**Exercise instructions**. Although the records contain pictures, repeat only the text of every line exactly.

[Opening Extracted material section]

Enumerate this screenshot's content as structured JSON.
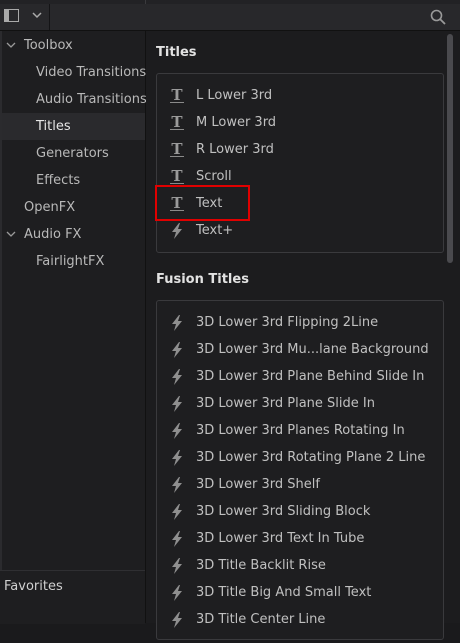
{
  "toolbar": {
    "panel_toggle_icon": "panel-toggle-icon",
    "dropdown_icon": "chevron-down-icon",
    "search_icon": "search-icon"
  },
  "sidebar": {
    "items": [
      {
        "label": "Toolbox",
        "expanded": true
      },
      {
        "label": "Video Transitions"
      },
      {
        "label": "Audio Transitions"
      },
      {
        "label": "Titles",
        "selected": true
      },
      {
        "label": "Generators"
      },
      {
        "label": "Effects"
      },
      {
        "label": "OpenFX"
      },
      {
        "label": "Audio FX",
        "expanded": true
      },
      {
        "label": "FairlightFX"
      }
    ],
    "favorites_label": "Favorites"
  },
  "titles": {
    "heading": "Titles",
    "items": [
      {
        "label": "L Lower 3rd",
        "icon": "text-t-icon"
      },
      {
        "label": "M Lower 3rd",
        "icon": "text-t-icon"
      },
      {
        "label": "R Lower 3rd",
        "icon": "text-t-icon"
      },
      {
        "label": "Scroll",
        "icon": "text-t-icon"
      },
      {
        "label": "Text",
        "icon": "text-t-icon",
        "highlighted": true
      },
      {
        "label": "Text+",
        "icon": "fusion-bolt-icon"
      }
    ]
  },
  "fusion_titles": {
    "heading": "Fusion Titles",
    "items": [
      {
        "label": "3D Lower 3rd Flipping 2Line"
      },
      {
        "label": "3D Lower 3rd Mu...lane Background"
      },
      {
        "label": "3D Lower 3rd Plane Behind Slide In"
      },
      {
        "label": "3D Lower 3rd Plane Slide In"
      },
      {
        "label": "3D Lower 3rd Planes Rotating In"
      },
      {
        "label": "3D Lower 3rd Rotating Plane 2 Line"
      },
      {
        "label": "3D Lower 3rd Shelf"
      },
      {
        "label": "3D Lower 3rd Sliding Block"
      },
      {
        "label": "3D Lower 3rd Text In Tube"
      },
      {
        "label": "3D Title Backlit Rise"
      },
      {
        "label": "3D Title Big And Small Text"
      },
      {
        "label": "3D Title Center Line"
      }
    ]
  },
  "colors": {
    "highlight_border": "#e00000"
  }
}
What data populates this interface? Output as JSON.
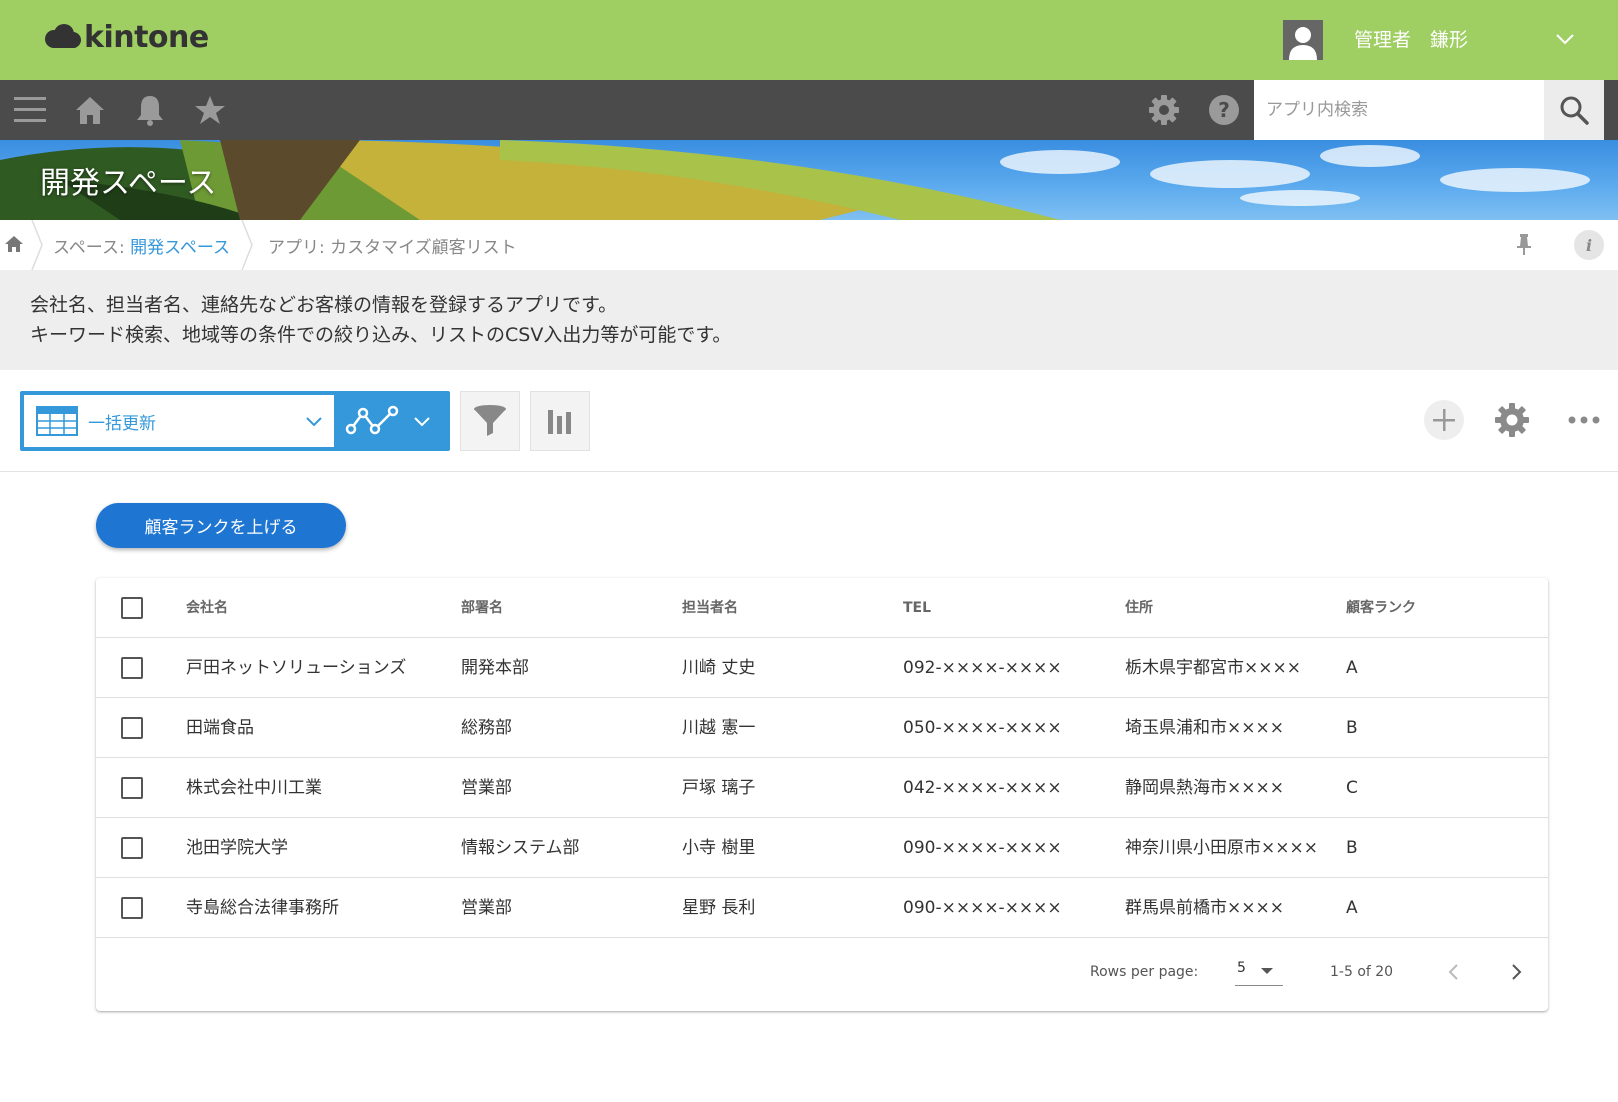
{
  "header": {
    "logo_text": "kintone",
    "user_name": "管理者　鎌形"
  },
  "navbar": {
    "search_placeholder": "アプリ内検索",
    "icons": [
      "menu-icon",
      "home-icon",
      "bell-icon",
      "star-icon",
      "gear-icon",
      "help-icon",
      "search-icon"
    ]
  },
  "space": {
    "title": "開発スペース"
  },
  "breadcrumb": {
    "space_prefix": "スペース: ",
    "space_link": "開発スペース",
    "app": "アプリ: カスタマイズ顧客リスト"
  },
  "description": {
    "line1": "会社名、担当者名、連絡先などお客様の情報を登録するアプリです。",
    "line2": "キーワード検索、地域等の条件での絞り込み、リストのCSV入出力等が可能です。"
  },
  "toolbar": {
    "view_name": "一括更新"
  },
  "action_button": "顧客ランクを上げる",
  "table": {
    "columns": [
      "会社名",
      "部署名",
      "担当者名",
      "TEL",
      "住所",
      "顧客ランク"
    ],
    "rows": [
      [
        "戸田ネットソリューションズ",
        "開発本部",
        "川崎 丈史",
        "092-××××-××××",
        "栃木県宇都宮市××××",
        "A"
      ],
      [
        "田端食品",
        "総務部",
        "川越 憲一",
        "050-××××-××××",
        "埼玉県浦和市××××",
        "B"
      ],
      [
        "株式会社中川工業",
        "営業部",
        "戸塚 璃子",
        "042-××××-××××",
        "静岡県熱海市××××",
        "C"
      ],
      [
        "池田学院大学",
        "情報システム部",
        "小寺 樹里",
        "090-××××-××××",
        "神奈川県小田原市××××",
        "B"
      ],
      [
        "寺島総合法律事務所",
        "営業部",
        "星野 長利",
        "090-××××-××××",
        "群馬県前橋市××××",
        "A"
      ]
    ]
  },
  "pagination": {
    "rows_per_page_label": "Rows per page:",
    "rows_per_page_value": "5",
    "range": "1-5 of 20"
  },
  "colors": {
    "topbar": "#9fce63",
    "navbar": "#4b4b4b",
    "accent": "#3498db",
    "action_button": "#1e76d2"
  }
}
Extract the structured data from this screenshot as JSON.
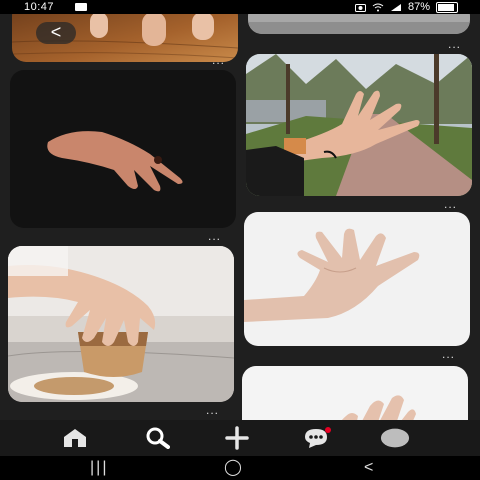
{
  "status_bar": {
    "time": "10:47",
    "battery": "87%",
    "battery_level": 0.87
  },
  "back_button": {
    "label": "<"
  },
  "cards": [
    {
      "menu": "..."
    },
    {
      "menu": "..."
    },
    {
      "menu": "..."
    },
    {
      "menu": "..."
    },
    {
      "menu": "..."
    },
    {
      "menu": "..."
    }
  ],
  "bottom_nav": {
    "items": [
      "home-icon",
      "search-icon",
      "add-icon",
      "messages-icon",
      "profile-icon"
    ]
  },
  "system_nav": {
    "recents": "|||",
    "home": "◯",
    "back": "<"
  }
}
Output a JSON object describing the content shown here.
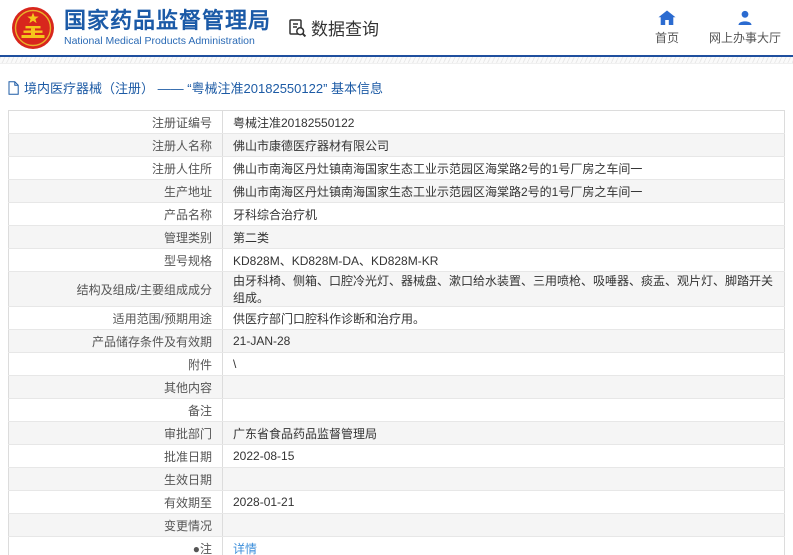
{
  "header": {
    "title": "国家药品监督管理局",
    "subtitle": "National Medical Products Administration",
    "section": "数据查询",
    "nav_home": "首页",
    "nav_hall": "网上办事大厅"
  },
  "breadcrumb": "境内医疗器械（注册） —— “粤械注准20182550122” 基本信息",
  "table": {
    "rows": [
      {
        "label": "注册证编号",
        "value": "粤械注准20182550122"
      },
      {
        "label": "注册人名称",
        "value": "佛山市康德医疗器材有限公司"
      },
      {
        "label": "注册人住所",
        "value": "佛山市南海区丹灶镇南海国家生态工业示范园区海棠路2号的1号厂房之车间一"
      },
      {
        "label": "生产地址",
        "value": "佛山市南海区丹灶镇南海国家生态工业示范园区海棠路2号的1号厂房之车间一"
      },
      {
        "label": "产品名称",
        "value": "牙科综合治疗机"
      },
      {
        "label": "管理类别",
        "value": "第二类"
      },
      {
        "label": "型号规格",
        "value": "KD828M、KD828M-DA、KD828M-KR"
      },
      {
        "label": "结构及组成/主要组成成分",
        "value": "由牙科椅、侧箱、口腔冷光灯、器械盘、漱口给水装置、三用喷枪、吸唾器、痰盂、观片灯、脚踏开关组成。"
      },
      {
        "label": "适用范围/预期用途",
        "value": "供医疗部门口腔科作诊断和治疗用。"
      },
      {
        "label": "产品储存条件及有效期",
        "value": "21-JAN-28"
      },
      {
        "label": "附件",
        "value": "\\"
      },
      {
        "label": "其他内容",
        "value": ""
      },
      {
        "label": "备注",
        "value": ""
      },
      {
        "label": "审批部门",
        "value": "广东省食品药品监督管理局"
      },
      {
        "label": "批准日期",
        "value": "2022-08-15"
      },
      {
        "label": "生效日期",
        "value": ""
      },
      {
        "label": "有效期至",
        "value": "2028-01-21"
      },
      {
        "label": "变更情况",
        "value": ""
      },
      {
        "label": "●注",
        "value": "详情"
      }
    ]
  },
  "colors": {
    "brand_blue": "#1b5aa7",
    "accent_blue": "#2b6bd0",
    "link_blue": "#3d8fdb",
    "header_rule": "#1f4f9e",
    "row_alt": "#f5f5f5",
    "border": "#dcdcdc"
  }
}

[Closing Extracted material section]

**Task response**.
Enumerate this screenshot's content as structured JSON.
{
  "toolbar": {
    "panel_toggle_icon": "panel-toggle-icon",
    "dropdown_icon": "chevron-down-icon",
    "search_icon": "search-icon"
  },
  "sidebar": {
    "items": [
      {
        "label": "Toolbox",
        "expanded": true
      },
      {
        "label": "Video Transitions"
      },
      {
        "label": "Audio Transitions"
      },
      {
        "label": "Titles",
        "selected": true
      },
      {
        "label": "Generators"
      },
      {
        "label": "Effects"
      },
      {
        "label": "OpenFX"
      },
      {
        "label": "Audio FX",
        "expanded": true
      },
      {
        "label": "FairlightFX"
      }
    ],
    "favorites_label": "Favorites"
  },
  "titles": {
    "heading": "Titles",
    "items": [
      {
        "label": "L Lower 3rd",
        "icon": "text-t-icon"
      },
      {
        "label": "M Lower 3rd",
        "icon": "text-t-icon"
      },
      {
        "label": "R Lower 3rd",
        "icon": "text-t-icon"
      },
      {
        "label": "Scroll",
        "icon": "text-t-icon"
      },
      {
        "label": "Text",
        "icon": "text-t-icon",
        "highlighted": true
      },
      {
        "label": "Text+",
        "icon": "fusion-bolt-icon"
      }
    ]
  },
  "fusion_titles": {
    "heading": "Fusion Titles",
    "items": [
      {
        "label": "3D Lower 3rd Flipping 2Line"
      },
      {
        "label": "3D Lower 3rd Mu...lane Background"
      },
      {
        "label": "3D Lower 3rd Plane Behind Slide In"
      },
      {
        "label": "3D Lower 3rd Plane Slide In"
      },
      {
        "label": "3D Lower 3rd Planes Rotating In"
      },
      {
        "label": "3D Lower 3rd Rotating Plane 2 Line"
      },
      {
        "label": "3D Lower 3rd Shelf"
      },
      {
        "label": "3D Lower 3rd Sliding Block"
      },
      {
        "label": "3D Lower 3rd Text In Tube"
      },
      {
        "label": "3D Title Backlit Rise"
      },
      {
        "label": "3D Title Big And Small Text"
      },
      {
        "label": "3D Title Center Line"
      }
    ]
  },
  "colors": {
    "highlight_border": "#e00000"
  }
}
What data populates this interface? Output as JSON.
{
  "header": {
    "logo_text": "kintone",
    "user_name": "管理者　鎌形"
  },
  "navbar": {
    "search_placeholder": "アプリ内検索",
    "icons": [
      "menu-icon",
      "home-icon",
      "bell-icon",
      "star-icon",
      "gear-icon",
      "help-icon",
      "search-icon"
    ]
  },
  "space": {
    "title": "開発スペース"
  },
  "breadcrumb": {
    "space_prefix": "スペース: ",
    "space_link": "開発スペース",
    "app": "アプリ: カスタマイズ顧客リスト"
  },
  "description": {
    "line1": "会社名、担当者名、連絡先などお客様の情報を登録するアプリです。",
    "line2": "キーワード検索、地域等の条件での絞り込み、リストのCSV入出力等が可能です。"
  },
  "toolbar": {
    "view_name": "一括更新"
  },
  "action_button": "顧客ランクを上げる",
  "table": {
    "columns": [
      "会社名",
      "部署名",
      "担当者名",
      "TEL",
      "住所",
      "顧客ランク"
    ],
    "rows": [
      [
        "戸田ネットソリューションズ",
        "開発本部",
        "川崎 丈史",
        "092-××××-××××",
        "栃木県宇都宮市××××",
        "A"
      ],
      [
        "田端食品",
        "総務部",
        "川越 憲一",
        "050-××××-××××",
        "埼玉県浦和市××××",
        "B"
      ],
      [
        "株式会社中川工業",
        "営業部",
        "戸塚 璃子",
        "042-××××-××××",
        "静岡県熱海市××××",
        "C"
      ],
      [
        "池田学院大学",
        "情報システム部",
        "小寺 樹里",
        "090-××××-××××",
        "神奈川県小田原市××××",
        "B"
      ],
      [
        "寺島総合法律事務所",
        "営業部",
        "星野 長利",
        "090-××××-××××",
        "群馬県前橋市××××",
        "A"
      ]
    ]
  },
  "pagination": {
    "rows_per_page_label": "Rows per page:",
    "rows_per_page_value": "5",
    "range": "1-5 of 20"
  },
  "colors": {
    "topbar": "#9fce63",
    "navbar": "#4b4b4b",
    "accent": "#3498db",
    "action_button": "#1e76d2"
  }
}
Extract the structured data from this screenshot as JSON.
{
  "status_bar": {
    "time": "10:47",
    "battery": "87%",
    "battery_level": 0.87
  },
  "back_button": {
    "label": "<"
  },
  "cards": [
    {
      "menu": "..."
    },
    {
      "menu": "..."
    },
    {
      "menu": "..."
    },
    {
      "menu": "..."
    },
    {
      "menu": "..."
    },
    {
      "menu": "..."
    }
  ],
  "bottom_nav": {
    "items": [
      "home-icon",
      "search-icon",
      "add-icon",
      "messages-icon",
      "profile-icon"
    ]
  },
  "system_nav": {
    "recents": "|||",
    "home": "◯",
    "back": "<"
  }
}
Output a JSON object describing the content shown here.
{
  "header": {
    "title": "国家药品监督管理局",
    "subtitle": "National Medical Products Administration",
    "section": "数据查询",
    "nav_home": "首页",
    "nav_hall": "网上办事大厅"
  },
  "breadcrumb": "境内医疗器械（注册） —— “粤械注准20182550122” 基本信息",
  "table": {
    "rows": [
      {
        "label": "注册证编号",
        "value": "粤械注准20182550122"
      },
      {
        "label": "注册人名称",
        "value": "佛山市康德医疗器材有限公司"
      },
      {
        "label": "注册人住所",
        "value": "佛山市南海区丹灶镇南海国家生态工业示范园区海棠路2号的1号厂房之车间一"
      },
      {
        "label": "生产地址",
        "value": "佛山市南海区丹灶镇南海国家生态工业示范园区海棠路2号的1号厂房之车间一"
      },
      {
        "label": "产品名称",
        "value": "牙科综合治疗机"
      },
      {
        "label": "管理类别",
        "value": "第二类"
      },
      {
        "label": "型号规格",
        "value": "KD828M、KD828M-DA、KD828M-KR"
      },
      {
        "label": "结构及组成/主要组成成分",
        "value": "由牙科椅、侧箱、口腔冷光灯、器械盘、漱口给水装置、三用喷枪、吸唾器、痰盂、观片灯、脚踏开关组成。"
      },
      {
        "label": "适用范围/预期用途",
        "value": "供医疗部门口腔科作诊断和治疗用。"
      },
      {
        "label": "产品储存条件及有效期",
        "value": "21-JAN-28"
      },
      {
        "label": "附件",
        "value": "\\"
      },
      {
        "label": "其他内容",
        "value": ""
      },
      {
        "label": "备注",
        "value": ""
      },
      {
        "label": "审批部门",
        "value": "广东省食品药品监督管理局"
      },
      {
        "label": "批准日期",
        "value": "2022-08-15"
      },
      {
        "label": "生效日期",
        "value": ""
      },
      {
        "label": "有效期至",
        "value": "2028-01-21"
      },
      {
        "label": "变更情况",
        "value": ""
      },
      {
        "label": "●注",
        "value": "详情"
      }
    ]
  },
  "colors": {
    "brand_blue": "#1b5aa7",
    "accent_blue": "#2b6bd0",
    "link_blue": "#3d8fdb",
    "header_rule": "#1f4f9e",
    "row_alt": "#f5f5f5",
    "border": "#dcdcdc"
  }
}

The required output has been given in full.